Mark Wieland, M.D., a community internal medicine physician at Mayo Clinic and the first author on the study says that the pandemic has amplified existing health inequities.
"We know that racial and ethnic minorities are disproportionality impacted with chronic diseases and that these same communities tend to have higher COVID-19 infection and death rates," says Dr. Wieland.
These disparities are driven by social determinants of health, such as socioeconomic position, immigration status, and limited English language proficiency as well as other factors, he says.
To find solutions to these complex problems, it's crucial for academic researchers and community stakeholders to work together as equal partners and to leverage existing partnerships, says Irene Sia, M.D., an infectious disease physician at Mayo Clinic, and the study's senior author.
"Rich relationships have been formed over years and over many joint projects that have benefited the community," says Dr. Sia. In a pandemic situation, these relationships are critical because they provide a strong foundation for outreach to vulnerable populations."
Drs. Sia and Wieland are part of a long-standing community-academic research partnership, Rochester Healthy Community Partnership (RHCP), in Rochester, Minn., formed in 2004. Through the community partnership, they are working with community leaders to rapidly identify community needs and to co-create and deliver the right messages.
Community members say that the work of the partnership has allowed them to communicate more effectively, enabling communities to take actions to prevent the spread of the virus.
"We are very grateful of the guidance, support, and the strategies put forward by RHCP, and the difference it has made in the fight against COVID-19," says Ahmed Osman, Somali community member and program manager, Employment Services, Intercultural Mutual Assistance Association, and a co-author on the study. "Without RHCP commitment, I really believe that we would not have been able to reach out and educate our communities, and be prepared as we are today.
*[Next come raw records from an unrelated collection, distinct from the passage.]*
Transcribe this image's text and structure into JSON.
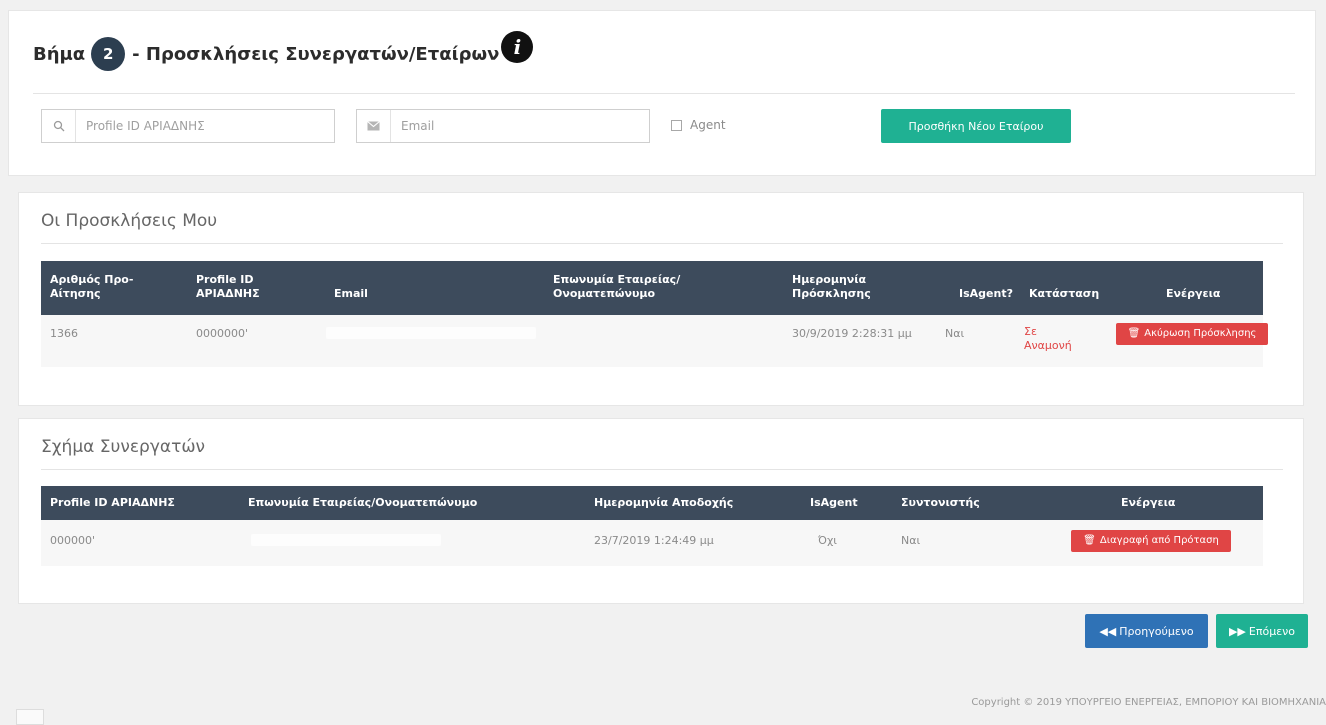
{
  "step": {
    "label": "Βήμα",
    "number": "2",
    "title": "- Προσκλήσεις Συνεργατών/Εταίρων",
    "info_icon": "i"
  },
  "search": {
    "profile_placeholder": "Profile ID ΑΡΙΑΔΝΗΣ",
    "email_placeholder": "Email",
    "agent_label": "Agent",
    "add_button": "Προσθήκη Νέου Εταίρου"
  },
  "invites": {
    "title": "Οι Προσκλήσεις Μου",
    "headers": {
      "id_l1": "Αριθμός Προ-",
      "id_l2": "Αίτησης",
      "profile_l1": "Profile ID",
      "profile_l2": "ΑΡΙΑΔΝΗΣ",
      "email": "Email",
      "name_l1": "Επωνυμία Εταιρείας/",
      "name_l2": "Ονοματεπώνυμο",
      "date_l1": "Ημερομηνία",
      "date_l2": "Πρόσκλησης",
      "isagent": "IsAgent?",
      "status": "Κατάσταση",
      "action": "Ενέργεια"
    },
    "row": {
      "id": "1366",
      "profile": "0000000'",
      "date": "30/9/2019 2:28:31 μμ",
      "isagent": "Ναι",
      "status_l1": "Σε",
      "status_l2": "Αναμονή",
      "action": "Ακύρωση Πρόσκλησης"
    }
  },
  "partners": {
    "title": "Σχήμα Συνεργατών",
    "headers": {
      "profile": "Profile ID ΑΡΙΑΔΝΗΣ",
      "name": "Επωνυμία Εταιρείας/Ονοματεπώνυμο",
      "date": "Ημερομηνία Αποδοχής",
      "isagent": "IsAgent",
      "coordinator": "Συντονιστής",
      "action": "Ενέργεια"
    },
    "row": {
      "profile": "000000'",
      "date": "23/7/2019 1:24:49 μμ",
      "isagent": "Όχι",
      "coordinator": "Ναι",
      "action": "Διαγραφή από Πρόταση"
    }
  },
  "nav": {
    "prev": "Προηγούμενο",
    "next": "Επόμενο"
  },
  "footer": {
    "copyright": "Copyright © 2019 ΥΠΟΥΡΓΕΙΟ ΕΝΕΡΓΕΙΑΣ, ΕΜΠΟΡΙΟΥ ΚΑΙ ΒΙΟΜΗΧΑΝΙΑ"
  }
}
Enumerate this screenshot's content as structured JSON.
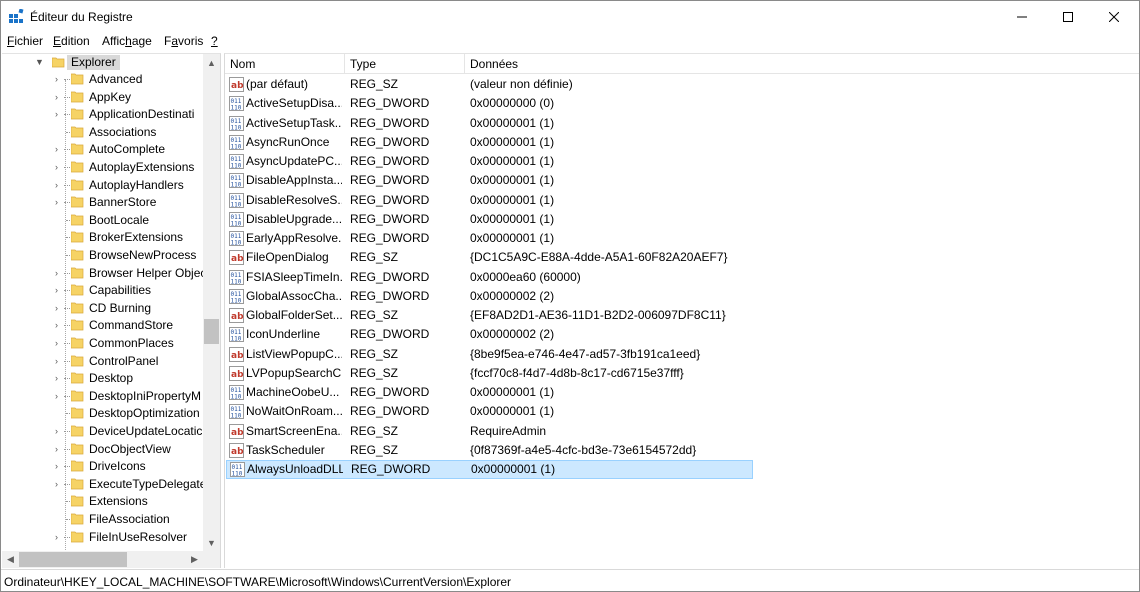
{
  "window": {
    "title": "Éditeur du Registre"
  },
  "menu": [
    {
      "pre": "",
      "key": "F",
      "post": "ichier"
    },
    {
      "pre": "",
      "key": "E",
      "post": "dition"
    },
    {
      "pre": "Affic",
      "key": "h",
      "post": "age"
    },
    {
      "pre": "F",
      "key": "a",
      "post": "voris"
    },
    {
      "pre": "",
      "key": "?",
      "post": ""
    }
  ],
  "tree": {
    "root": "Explorer",
    "items": [
      {
        "label": "Advanced",
        "expandable": true
      },
      {
        "label": "AppKey",
        "expandable": true
      },
      {
        "label": "ApplicationDestinati",
        "expandable": true
      },
      {
        "label": "Associations",
        "expandable": false
      },
      {
        "label": "AutoComplete",
        "expandable": true
      },
      {
        "label": "AutoplayExtensions",
        "expandable": true
      },
      {
        "label": "AutoplayHandlers",
        "expandable": true
      },
      {
        "label": "BannerStore",
        "expandable": true
      },
      {
        "label": "BootLocale",
        "expandable": false
      },
      {
        "label": "BrokerExtensions",
        "expandable": false
      },
      {
        "label": "BrowseNewProcess",
        "expandable": false
      },
      {
        "label": "Browser Helper Objec",
        "expandable": true
      },
      {
        "label": "Capabilities",
        "expandable": true
      },
      {
        "label": "CD Burning",
        "expandable": true
      },
      {
        "label": "CommandStore",
        "expandable": true
      },
      {
        "label": "CommonPlaces",
        "expandable": true
      },
      {
        "label": "ControlPanel",
        "expandable": true
      },
      {
        "label": "Desktop",
        "expandable": true
      },
      {
        "label": "DesktopIniPropertyM",
        "expandable": true
      },
      {
        "label": "DesktopOptimization",
        "expandable": false
      },
      {
        "label": "DeviceUpdateLocatic",
        "expandable": true
      },
      {
        "label": "DocObjectView",
        "expandable": true
      },
      {
        "label": "DriveIcons",
        "expandable": true
      },
      {
        "label": "ExecuteTypeDelegate",
        "expandable": true
      },
      {
        "label": "Extensions",
        "expandable": false
      },
      {
        "label": "FileAssociation",
        "expandable": false
      },
      {
        "label": "FileInUseResolver",
        "expandable": true
      }
    ]
  },
  "list": {
    "headers": {
      "name": "Nom",
      "type": "Type",
      "data": "Données"
    },
    "rows": [
      {
        "icon": "string",
        "name": "(par défaut)",
        "type": "REG_SZ",
        "data": "(valeur non définie)"
      },
      {
        "icon": "binary",
        "name": "ActiveSetupDisa...",
        "type": "REG_DWORD",
        "data": "0x00000000 (0)"
      },
      {
        "icon": "binary",
        "name": "ActiveSetupTask...",
        "type": "REG_DWORD",
        "data": "0x00000001 (1)"
      },
      {
        "icon": "binary",
        "name": "AsyncRunOnce",
        "type": "REG_DWORD",
        "data": "0x00000001 (1)"
      },
      {
        "icon": "binary",
        "name": "AsyncUpdatePC...",
        "type": "REG_DWORD",
        "data": "0x00000001 (1)"
      },
      {
        "icon": "binary",
        "name": "DisableAppInsta...",
        "type": "REG_DWORD",
        "data": "0x00000001 (1)"
      },
      {
        "icon": "binary",
        "name": "DisableResolveS...",
        "type": "REG_DWORD",
        "data": "0x00000001 (1)"
      },
      {
        "icon": "binary",
        "name": "DisableUpgrade...",
        "type": "REG_DWORD",
        "data": "0x00000001 (1)"
      },
      {
        "icon": "binary",
        "name": "EarlyAppResolve...",
        "type": "REG_DWORD",
        "data": "0x00000001 (1)"
      },
      {
        "icon": "string",
        "name": "FileOpenDialog",
        "type": "REG_SZ",
        "data": "{DC1C5A9C-E88A-4dde-A5A1-60F82A20AEF7}"
      },
      {
        "icon": "binary",
        "name": "FSIASleepTimeIn...",
        "type": "REG_DWORD",
        "data": "0x0000ea60 (60000)"
      },
      {
        "icon": "binary",
        "name": "GlobalAssocCha...",
        "type": "REG_DWORD",
        "data": "0x00000002 (2)"
      },
      {
        "icon": "string",
        "name": "GlobalFolderSet...",
        "type": "REG_SZ",
        "data": "{EF8AD2D1-AE36-11D1-B2D2-006097DF8C11}"
      },
      {
        "icon": "binary",
        "name": "IconUnderline",
        "type": "REG_DWORD",
        "data": "0x00000002 (2)"
      },
      {
        "icon": "string",
        "name": "ListViewPopupC...",
        "type": "REG_SZ",
        "data": "{8be9f5ea-e746-4e47-ad57-3fb191ca1eed}"
      },
      {
        "icon": "string",
        "name": "LVPopupSearchC...",
        "type": "REG_SZ",
        "data": "{fccf70c8-f4d7-4d8b-8c17-cd6715e37fff}"
      },
      {
        "icon": "binary",
        "name": "MachineOobeU...",
        "type": "REG_DWORD",
        "data": "0x00000001 (1)"
      },
      {
        "icon": "binary",
        "name": "NoWaitOnRoam...",
        "type": "REG_DWORD",
        "data": "0x00000001 (1)"
      },
      {
        "icon": "string",
        "name": "SmartScreenEna...",
        "type": "REG_SZ",
        "data": "RequireAdmin"
      },
      {
        "icon": "string",
        "name": "TaskScheduler",
        "type": "REG_SZ",
        "data": "{0f87369f-a4e5-4cfc-bd3e-73e6154572dd}"
      },
      {
        "icon": "binary",
        "name": "AlwaysUnloadDLL",
        "type": "REG_DWORD",
        "data": "0x00000001 (1)",
        "selected": true
      }
    ]
  },
  "status": {
    "path": "Ordinateur\\HKEY_LOCAL_MACHINE\\SOFTWARE\\Microsoft\\Windows\\CurrentVersion\\Explorer"
  },
  "colors": {
    "selection": "#cce8ff",
    "selection_border": "#99d1ff",
    "folder": "#f6d365",
    "string_icon": "#c0392b",
    "binary_icon": "#1f4e9c"
  }
}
RHCP work is far from over, but the community knows that they have a reliable and trusted partner."
The work is ongoing. Researchers and community members plan to continue their collaboration throughout the pandemic to discuss needs and to coordinate communication.
The researchers say that they hope the methods laid out in their paper can serve as a model for other community-academic partnerships during the COVID-19 pandemic.
"These sorts of partnerships are common throughout the country," says Dr. Wieland. "Each partnership is unique, but we think our framework can be a guide for others to borrow from to help them communicate with vulnerable populations." Mayo Clinic currently has two other research groups who have begun successfully using this framework.
In the near future, Drs. Wieland and Sia say they plan to study the impact this health communication strategy has on self-efficacy and perceived capacity, as well as on health behaviors within vulnerable communities.
Watch this Mayo Clinic Q&A interview with Drs. Sia and Wieland:
This story was originally published on Mayo Clinic News Network.